┌─ MATERIALS PROVIDED
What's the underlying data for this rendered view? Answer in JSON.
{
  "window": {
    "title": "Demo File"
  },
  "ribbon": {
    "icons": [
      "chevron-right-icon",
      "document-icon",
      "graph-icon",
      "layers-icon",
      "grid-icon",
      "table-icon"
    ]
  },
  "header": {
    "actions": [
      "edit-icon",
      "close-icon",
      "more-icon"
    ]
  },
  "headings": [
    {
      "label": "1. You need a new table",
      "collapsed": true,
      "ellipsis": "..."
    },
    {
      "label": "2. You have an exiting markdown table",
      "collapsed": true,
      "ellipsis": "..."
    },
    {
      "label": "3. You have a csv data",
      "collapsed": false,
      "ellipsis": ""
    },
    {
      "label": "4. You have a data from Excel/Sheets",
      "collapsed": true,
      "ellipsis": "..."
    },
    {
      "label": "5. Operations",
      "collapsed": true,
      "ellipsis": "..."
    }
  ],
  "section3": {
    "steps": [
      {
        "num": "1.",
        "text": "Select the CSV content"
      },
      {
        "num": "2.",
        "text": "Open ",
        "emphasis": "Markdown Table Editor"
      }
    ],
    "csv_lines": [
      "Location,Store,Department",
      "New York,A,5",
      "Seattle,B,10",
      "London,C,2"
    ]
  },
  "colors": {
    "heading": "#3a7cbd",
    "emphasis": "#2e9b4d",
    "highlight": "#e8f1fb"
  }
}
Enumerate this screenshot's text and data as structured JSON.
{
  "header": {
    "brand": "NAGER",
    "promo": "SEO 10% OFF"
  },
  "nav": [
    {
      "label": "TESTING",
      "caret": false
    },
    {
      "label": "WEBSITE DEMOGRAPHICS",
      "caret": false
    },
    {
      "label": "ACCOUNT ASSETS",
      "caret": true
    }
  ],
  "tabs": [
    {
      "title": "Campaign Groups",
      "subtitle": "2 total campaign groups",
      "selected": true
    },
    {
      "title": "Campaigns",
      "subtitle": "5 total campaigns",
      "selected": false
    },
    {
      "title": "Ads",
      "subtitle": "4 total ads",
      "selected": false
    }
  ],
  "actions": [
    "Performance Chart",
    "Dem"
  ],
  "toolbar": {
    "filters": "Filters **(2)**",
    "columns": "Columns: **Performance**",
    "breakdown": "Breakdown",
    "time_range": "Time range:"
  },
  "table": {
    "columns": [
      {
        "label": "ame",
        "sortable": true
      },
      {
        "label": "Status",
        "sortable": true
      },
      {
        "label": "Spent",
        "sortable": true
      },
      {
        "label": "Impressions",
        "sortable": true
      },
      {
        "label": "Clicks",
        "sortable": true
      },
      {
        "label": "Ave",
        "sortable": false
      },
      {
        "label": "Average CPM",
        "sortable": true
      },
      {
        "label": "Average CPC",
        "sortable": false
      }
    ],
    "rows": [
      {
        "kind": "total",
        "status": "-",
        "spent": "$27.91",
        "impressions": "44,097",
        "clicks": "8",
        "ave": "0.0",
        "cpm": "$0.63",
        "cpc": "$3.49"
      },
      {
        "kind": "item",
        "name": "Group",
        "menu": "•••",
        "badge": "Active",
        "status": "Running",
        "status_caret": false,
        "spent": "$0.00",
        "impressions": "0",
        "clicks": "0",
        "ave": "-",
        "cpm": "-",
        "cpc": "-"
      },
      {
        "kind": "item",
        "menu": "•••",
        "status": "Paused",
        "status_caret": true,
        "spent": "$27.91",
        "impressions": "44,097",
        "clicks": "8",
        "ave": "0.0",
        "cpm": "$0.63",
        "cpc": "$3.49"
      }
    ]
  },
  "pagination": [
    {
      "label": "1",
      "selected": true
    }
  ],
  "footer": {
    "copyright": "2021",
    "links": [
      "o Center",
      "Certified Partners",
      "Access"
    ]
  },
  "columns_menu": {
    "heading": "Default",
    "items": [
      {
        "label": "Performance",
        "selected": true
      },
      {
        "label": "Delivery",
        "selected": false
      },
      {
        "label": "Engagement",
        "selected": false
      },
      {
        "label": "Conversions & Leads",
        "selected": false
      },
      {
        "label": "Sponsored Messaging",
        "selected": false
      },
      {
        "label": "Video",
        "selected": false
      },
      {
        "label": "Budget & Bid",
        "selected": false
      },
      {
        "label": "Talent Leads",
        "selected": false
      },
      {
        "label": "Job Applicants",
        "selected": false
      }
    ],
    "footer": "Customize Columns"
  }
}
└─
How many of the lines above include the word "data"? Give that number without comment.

**SOLVED EXERCISE:** 4